Perry RR, Kang Y, Greaves B. Effects of tamoxifen on growth and apoptosis of estrogen-dependent and -independent human breast cancer cells. Ann Surg Oncol 1995;2:238-45.
Liu B, Han M, Sun RH, Wang JJ, Zhang YP, Zhang DQ, et al
. ABL-N-induced apoptosis in human breast cancer cells is partially mediated by c-Jun NH2-terminal kinase activation. Breast Cancer Res 2010;12:R9.
Tajudin TJ, Mat N, Siti-Aishah AB, Yusran AA, Alwi A, Ali AM. Cytotoxicity, antiproliferative effects, and apoptosis induction of methanolic extract of Cynometra cauliflora
Linn. Whole fruit on human promyelocytic leukemia HL-60 cells. Evid Based Complement Alternat Med 2012;2012:127373.
Maliyakkal N, Udupa N, Pai KS, Rangarajan A. Cytotoxic and apoptotic activities of extracts of Withania somnifera
and Tinospora cordifolia
in human breast cancer cells. Int J Appl Res Nat Prod 2013;6:1-10.
Tsvetkov P, Reuven N, Shaul Y. Ubiquitin-independent p53 proteasomal degradation. Cell Death Differ 2010;17:103-8.
Moll UM, Petrenko O. The MDM2-p53 interaction. Mol Cancer Res 2003;1:1001-8.
Lam M, Carmichael AR, Griffiths HR. An aqueous extract of Fagonia cretica

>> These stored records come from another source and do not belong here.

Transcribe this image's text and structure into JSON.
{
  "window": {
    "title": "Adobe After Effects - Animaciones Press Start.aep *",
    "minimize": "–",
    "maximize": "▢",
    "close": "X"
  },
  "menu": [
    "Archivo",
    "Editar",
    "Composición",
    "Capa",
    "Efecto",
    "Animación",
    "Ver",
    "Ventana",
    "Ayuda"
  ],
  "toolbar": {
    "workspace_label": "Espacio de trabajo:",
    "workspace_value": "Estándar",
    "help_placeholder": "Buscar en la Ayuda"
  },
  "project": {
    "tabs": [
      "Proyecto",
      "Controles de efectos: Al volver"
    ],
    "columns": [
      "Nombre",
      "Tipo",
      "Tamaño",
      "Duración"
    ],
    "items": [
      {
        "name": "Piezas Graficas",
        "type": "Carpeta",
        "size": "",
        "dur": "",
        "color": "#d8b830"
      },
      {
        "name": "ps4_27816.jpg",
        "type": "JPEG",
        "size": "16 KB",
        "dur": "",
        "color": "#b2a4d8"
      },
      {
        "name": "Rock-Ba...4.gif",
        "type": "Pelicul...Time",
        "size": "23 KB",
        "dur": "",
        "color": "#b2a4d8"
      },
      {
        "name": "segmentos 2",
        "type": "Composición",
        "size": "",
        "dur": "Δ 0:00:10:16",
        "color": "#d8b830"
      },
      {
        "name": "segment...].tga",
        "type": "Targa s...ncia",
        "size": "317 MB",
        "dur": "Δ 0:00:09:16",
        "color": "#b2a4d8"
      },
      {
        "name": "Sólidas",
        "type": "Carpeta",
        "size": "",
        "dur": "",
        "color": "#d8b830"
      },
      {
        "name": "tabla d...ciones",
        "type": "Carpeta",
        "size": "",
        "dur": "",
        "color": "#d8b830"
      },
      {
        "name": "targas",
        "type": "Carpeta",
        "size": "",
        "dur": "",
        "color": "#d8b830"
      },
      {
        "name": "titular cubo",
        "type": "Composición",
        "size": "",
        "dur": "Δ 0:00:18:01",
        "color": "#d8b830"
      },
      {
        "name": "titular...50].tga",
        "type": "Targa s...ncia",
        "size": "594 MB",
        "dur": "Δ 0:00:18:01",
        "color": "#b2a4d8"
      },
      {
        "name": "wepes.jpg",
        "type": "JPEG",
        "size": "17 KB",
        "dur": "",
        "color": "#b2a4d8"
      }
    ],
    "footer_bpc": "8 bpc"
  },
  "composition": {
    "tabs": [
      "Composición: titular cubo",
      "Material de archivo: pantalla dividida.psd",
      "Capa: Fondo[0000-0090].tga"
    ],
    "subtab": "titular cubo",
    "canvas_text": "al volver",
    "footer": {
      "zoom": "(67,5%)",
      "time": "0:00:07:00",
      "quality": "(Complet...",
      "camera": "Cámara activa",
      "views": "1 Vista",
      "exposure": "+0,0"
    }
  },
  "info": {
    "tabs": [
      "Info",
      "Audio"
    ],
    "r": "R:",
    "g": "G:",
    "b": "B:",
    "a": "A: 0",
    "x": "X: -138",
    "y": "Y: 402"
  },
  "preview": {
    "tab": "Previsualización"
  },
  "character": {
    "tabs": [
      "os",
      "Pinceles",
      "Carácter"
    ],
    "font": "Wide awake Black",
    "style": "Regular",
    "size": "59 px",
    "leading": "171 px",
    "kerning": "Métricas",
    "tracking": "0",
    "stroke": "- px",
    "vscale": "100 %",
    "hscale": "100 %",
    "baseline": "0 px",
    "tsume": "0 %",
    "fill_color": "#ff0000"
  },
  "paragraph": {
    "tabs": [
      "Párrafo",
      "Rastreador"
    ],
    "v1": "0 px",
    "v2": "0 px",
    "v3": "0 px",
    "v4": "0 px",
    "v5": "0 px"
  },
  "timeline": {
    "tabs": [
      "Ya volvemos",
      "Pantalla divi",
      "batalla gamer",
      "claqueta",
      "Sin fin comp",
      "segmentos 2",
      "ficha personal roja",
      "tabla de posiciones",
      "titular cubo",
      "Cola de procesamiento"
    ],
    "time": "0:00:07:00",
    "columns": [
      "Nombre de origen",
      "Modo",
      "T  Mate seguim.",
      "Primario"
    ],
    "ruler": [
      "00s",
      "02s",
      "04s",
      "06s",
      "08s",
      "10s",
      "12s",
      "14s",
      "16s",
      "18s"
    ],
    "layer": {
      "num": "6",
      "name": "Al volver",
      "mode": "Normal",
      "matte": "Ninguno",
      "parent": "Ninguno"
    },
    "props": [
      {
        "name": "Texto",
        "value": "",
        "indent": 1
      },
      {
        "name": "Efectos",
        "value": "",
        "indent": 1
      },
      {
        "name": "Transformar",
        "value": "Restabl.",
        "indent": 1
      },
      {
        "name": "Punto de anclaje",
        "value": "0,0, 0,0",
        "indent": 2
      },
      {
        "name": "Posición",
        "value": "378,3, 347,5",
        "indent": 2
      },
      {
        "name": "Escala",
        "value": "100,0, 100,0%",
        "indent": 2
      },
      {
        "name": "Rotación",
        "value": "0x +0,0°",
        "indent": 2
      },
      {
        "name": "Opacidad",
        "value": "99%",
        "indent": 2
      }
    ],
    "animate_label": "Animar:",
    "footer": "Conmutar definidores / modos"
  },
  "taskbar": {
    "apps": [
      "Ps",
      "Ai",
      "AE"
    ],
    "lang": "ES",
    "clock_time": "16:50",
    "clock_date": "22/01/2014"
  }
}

induces DNA damage, cell cycle arrest and apoptosis in breast cancer cells via FOXO3a and p53 expression. PLoS One 2012;7:e40152.
[Figure 1], [Figure 2], [Figure 3]